Granted, streaming does have its drawbacks. Buffering or janky bandwidth issues can ruin the experience just as easily as having a drunk d-bag next to you singing above the amplification. And the limited choices can be a bummer if your favorite band isn’t one of the webcast offerings.

No doubt, a-la-carte and PPV options will come into play more prominently in the years to come -- a band like Phish has already mastered the model, offering its New Year's run for a package price of $55 or individual shows for $14.99 each. Indeed, here’s hoping the live stream for such high-profile, multiband events remains affordable. Or better yet, free, because so few these days have their own concert experiences to draw upon. If YouTube is their way in to trying out the real thing, promoters should be pumped and even more inclined to make webcasts available for all.

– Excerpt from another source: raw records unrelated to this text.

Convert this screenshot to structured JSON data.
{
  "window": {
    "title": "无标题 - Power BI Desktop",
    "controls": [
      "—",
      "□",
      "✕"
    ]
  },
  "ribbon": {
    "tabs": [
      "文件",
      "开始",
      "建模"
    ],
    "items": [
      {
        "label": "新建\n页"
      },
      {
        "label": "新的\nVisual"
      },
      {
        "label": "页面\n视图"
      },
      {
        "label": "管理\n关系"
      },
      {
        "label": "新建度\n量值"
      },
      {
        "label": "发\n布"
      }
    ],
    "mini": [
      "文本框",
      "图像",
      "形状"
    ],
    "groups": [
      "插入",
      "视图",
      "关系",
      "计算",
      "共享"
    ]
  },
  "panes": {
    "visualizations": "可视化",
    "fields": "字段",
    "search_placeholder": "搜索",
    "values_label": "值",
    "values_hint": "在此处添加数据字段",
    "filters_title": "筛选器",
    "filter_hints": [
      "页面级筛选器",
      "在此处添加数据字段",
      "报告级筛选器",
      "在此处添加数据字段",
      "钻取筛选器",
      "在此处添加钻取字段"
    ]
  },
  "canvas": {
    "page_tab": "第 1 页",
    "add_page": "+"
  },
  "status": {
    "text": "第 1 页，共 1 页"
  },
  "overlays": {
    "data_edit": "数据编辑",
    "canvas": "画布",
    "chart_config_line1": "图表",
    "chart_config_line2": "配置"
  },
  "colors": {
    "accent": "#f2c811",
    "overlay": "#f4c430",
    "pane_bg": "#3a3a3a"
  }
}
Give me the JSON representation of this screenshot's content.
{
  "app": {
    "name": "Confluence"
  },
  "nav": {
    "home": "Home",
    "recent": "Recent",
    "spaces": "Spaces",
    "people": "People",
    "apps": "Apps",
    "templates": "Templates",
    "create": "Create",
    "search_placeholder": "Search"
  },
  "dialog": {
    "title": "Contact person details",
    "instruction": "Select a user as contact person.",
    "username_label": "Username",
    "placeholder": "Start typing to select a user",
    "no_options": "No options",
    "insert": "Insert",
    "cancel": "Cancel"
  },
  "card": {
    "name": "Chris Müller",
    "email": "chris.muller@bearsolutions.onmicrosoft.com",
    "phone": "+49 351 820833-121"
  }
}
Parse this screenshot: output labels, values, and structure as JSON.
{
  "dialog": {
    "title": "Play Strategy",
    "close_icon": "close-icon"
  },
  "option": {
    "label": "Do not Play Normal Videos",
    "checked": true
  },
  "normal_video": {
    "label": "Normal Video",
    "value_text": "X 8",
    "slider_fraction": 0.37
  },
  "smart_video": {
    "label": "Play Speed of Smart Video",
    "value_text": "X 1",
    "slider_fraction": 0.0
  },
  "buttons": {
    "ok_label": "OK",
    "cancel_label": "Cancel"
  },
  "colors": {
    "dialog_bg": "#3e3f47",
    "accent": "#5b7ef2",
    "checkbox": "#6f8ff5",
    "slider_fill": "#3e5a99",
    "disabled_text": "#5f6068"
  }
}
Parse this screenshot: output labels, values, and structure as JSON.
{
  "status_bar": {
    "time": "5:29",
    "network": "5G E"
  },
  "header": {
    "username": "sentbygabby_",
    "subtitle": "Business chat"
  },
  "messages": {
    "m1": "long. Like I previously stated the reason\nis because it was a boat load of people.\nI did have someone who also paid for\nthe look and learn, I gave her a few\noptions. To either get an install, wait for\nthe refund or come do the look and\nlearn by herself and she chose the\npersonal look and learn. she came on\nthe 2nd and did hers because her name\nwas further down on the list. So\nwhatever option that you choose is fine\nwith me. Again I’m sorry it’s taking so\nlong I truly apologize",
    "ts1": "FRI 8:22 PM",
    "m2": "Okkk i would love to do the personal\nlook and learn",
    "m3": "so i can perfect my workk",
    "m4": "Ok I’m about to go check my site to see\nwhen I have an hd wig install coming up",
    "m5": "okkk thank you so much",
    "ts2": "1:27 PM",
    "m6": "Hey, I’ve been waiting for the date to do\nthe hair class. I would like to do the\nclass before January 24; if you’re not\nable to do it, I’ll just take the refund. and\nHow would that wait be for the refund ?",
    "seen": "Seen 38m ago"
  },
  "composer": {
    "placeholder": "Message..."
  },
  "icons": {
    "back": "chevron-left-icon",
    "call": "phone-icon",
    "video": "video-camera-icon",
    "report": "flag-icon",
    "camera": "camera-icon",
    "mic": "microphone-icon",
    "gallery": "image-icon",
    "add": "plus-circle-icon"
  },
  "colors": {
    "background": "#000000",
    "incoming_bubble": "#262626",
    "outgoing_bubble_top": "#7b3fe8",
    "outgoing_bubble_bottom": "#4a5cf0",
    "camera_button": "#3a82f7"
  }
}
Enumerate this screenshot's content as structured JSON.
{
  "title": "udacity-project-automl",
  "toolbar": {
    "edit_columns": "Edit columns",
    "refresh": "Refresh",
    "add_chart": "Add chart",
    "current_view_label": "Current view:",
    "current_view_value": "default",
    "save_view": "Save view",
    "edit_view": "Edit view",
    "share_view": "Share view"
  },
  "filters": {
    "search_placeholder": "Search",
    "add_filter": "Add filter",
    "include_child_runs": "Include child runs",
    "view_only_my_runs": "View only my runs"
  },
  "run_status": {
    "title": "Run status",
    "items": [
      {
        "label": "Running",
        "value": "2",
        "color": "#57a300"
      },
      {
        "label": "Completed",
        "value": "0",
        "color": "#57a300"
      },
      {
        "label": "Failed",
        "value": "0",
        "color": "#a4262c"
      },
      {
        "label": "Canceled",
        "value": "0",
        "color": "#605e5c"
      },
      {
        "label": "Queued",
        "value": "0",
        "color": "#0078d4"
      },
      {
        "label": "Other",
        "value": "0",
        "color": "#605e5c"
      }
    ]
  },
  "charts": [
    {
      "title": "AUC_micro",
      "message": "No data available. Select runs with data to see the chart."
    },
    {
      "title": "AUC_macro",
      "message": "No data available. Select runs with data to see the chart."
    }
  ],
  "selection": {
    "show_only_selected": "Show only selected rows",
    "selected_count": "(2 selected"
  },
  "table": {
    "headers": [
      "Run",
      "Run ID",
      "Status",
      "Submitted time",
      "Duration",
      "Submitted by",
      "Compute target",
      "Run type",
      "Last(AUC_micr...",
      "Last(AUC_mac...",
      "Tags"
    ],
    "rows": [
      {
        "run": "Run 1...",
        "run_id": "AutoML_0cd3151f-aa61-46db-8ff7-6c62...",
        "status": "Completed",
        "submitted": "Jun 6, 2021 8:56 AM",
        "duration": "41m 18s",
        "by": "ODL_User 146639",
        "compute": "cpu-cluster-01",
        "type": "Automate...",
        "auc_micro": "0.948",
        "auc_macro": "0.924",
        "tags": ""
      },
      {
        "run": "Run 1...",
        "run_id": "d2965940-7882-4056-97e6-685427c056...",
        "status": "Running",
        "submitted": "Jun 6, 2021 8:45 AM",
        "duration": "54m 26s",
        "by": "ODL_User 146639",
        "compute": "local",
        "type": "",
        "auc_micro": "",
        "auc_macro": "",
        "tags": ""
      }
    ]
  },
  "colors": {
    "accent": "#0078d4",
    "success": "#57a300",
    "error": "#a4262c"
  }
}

Hell, all this web viewing has even inspired me to at least consider heading out to Chicago in August for Lollpalooza, where I can catch Nine Inch Nails, The National, The Cure, Mumford & Sons, 2 Chainz, Band of Horses, Kendrick Lamar, Phoenix, the Postal Service, Father John Misty, Grizzly Bear and others on my current wish list. Got all that, Lollapromoters and stream decision-makers?

Twitter: @shirleyhalperin